- Infections that affect your nervous system, like encephalitis, meningitis or Ramsay Hunt syndrome.
- Migraine headaches (when these involve hemiplegia, they’re known as hemiplegic migraines).
One cannot predict when hemiplegia would happen, but there are some measures you can observe to try and avoid it happening. Some steps you can take include:
- Eat a balanced diet and maintain a weight that’s healthy for you. Many conditions related to your circulatory and heart health, especially stroke, can cause brain damage that leads to hemiplegia. Preventing stroke and similar conditions is a key way to reduce your risk of developing hemiplegia.
- Manage your health conditions. Chronic conditions like Type 2 diabetes, high blood pressure and epilepsy can raise your risk for conditions or injuries that could cause hemiplegia. Managing these conditions is essential to lowering your risk of developing this symptom. Managing conditions that can cause incremental damage to your brain or spinal cord over time, such as multiple sclerosis, is also crucial.
- Don’t ignore infections. Infections, especially ones that affect your eyes and ears, can cause hemiplegia if they spread to your brain. Getting prompt treatment for infections — and then following treatment guidelines as closely as possible — can reduce your risk of this happening.
- Wear safety equipment. Protective gear, especially helmets and safety restraints (such as seat belts), can help you avoid head, neck and back injuries that could lead to hemiplegia.
TREATMENT OF HEMIPLEGIA

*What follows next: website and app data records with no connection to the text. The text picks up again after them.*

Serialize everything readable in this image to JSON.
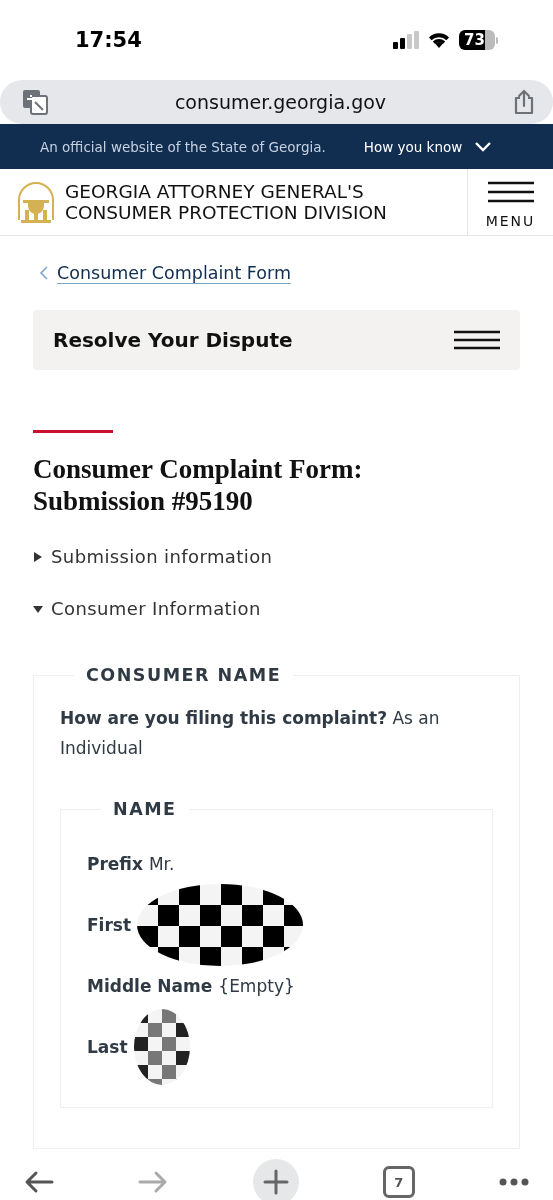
{
  "status_bar": {
    "time": "17:54",
    "battery": "73"
  },
  "address_bar": {
    "url": "consumer.georgia.gov"
  },
  "gov_banner": {
    "text": "An official website of the State of Georgia.",
    "link": "How you know",
    "expanded": false
  },
  "site_header": {
    "title_lines": [
      "GEORGIA ATTORNEY GENERAL'S",
      "CONSUMER PROTECTION DIVISION"
    ],
    "menu_label": "MENU"
  },
  "breadcrumb": {
    "label": "Consumer Complaint Form"
  },
  "section_nav": {
    "title": "Resolve Your Dispute"
  },
  "page_title": "Consumer Complaint Form: Submission #95190",
  "sections": [
    {
      "label": "Submission information",
      "expanded": false
    },
    {
      "label": "Consumer Information",
      "expanded": true
    }
  ],
  "fieldset": {
    "legend": "CONSUMER NAME",
    "question": "**How are you filing this complaint?** As an Individual",
    "inner": {
      "legend": "NAME",
      "fields": [
        {
          "label": "Prefix",
          "value": "Mr.",
          "redacted": false
        },
        {
          "label": "First",
          "redacted": true
        },
        {
          "label": "Middle Name",
          "value": "{Empty}",
          "redacted": false
        },
        {
          "label": "Last",
          "redacted": true
        }
      ]
    }
  },
  "toolbar": {
    "tab_count": "7"
  }
}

While hemiplegia can be treated, its treatment depends on the cause and in some other cases, it may get better on their own.
Unfortunately, many of these conditions cause permanent damage to parts of your nervous system, such as spinal cord or traumatic brain injuries. In these cases, the hemiplegia won’t go away, although it may improve to some degree.
Some treatment of hemiplegia
When hemiplegia isn’t temporary, healthcare providers often recommend rehabilitation in addition to other treatments. Rehabilitation generally includes:
- Physiotherapy: Focused on leg function, standing, walking and balance. This is our major area at Effective physiotherapy and Fitness clini
- Occupational therapy: Focused on arm/hand function and other activities of daily life.
- Prescription of equipment, to enhance safety and the ability to function inside and outside of your home.
- Managing symptoms associated with hemiplegia, such as spasticity and depression.
- Guidance and resources to address the consequences of hemiplegia, for example, returning to work or applying for disability benefits.
There’s ample evidence that exercise helps optimize health and the ability to function after hemiplegia. Exercising may be more challenging with hemiplegia. This is why we at Effective Physiotherapy & Fitness Clinic have develop exercise programs and wellness packages that adapt to a person’s needs and abilities.
For Enquiries or more information call Effective Physiotherapy Clinic, No 2 D Ajumgobia Close, Kado Estate, Abuja. 0803 4365 055, 0909 860 4470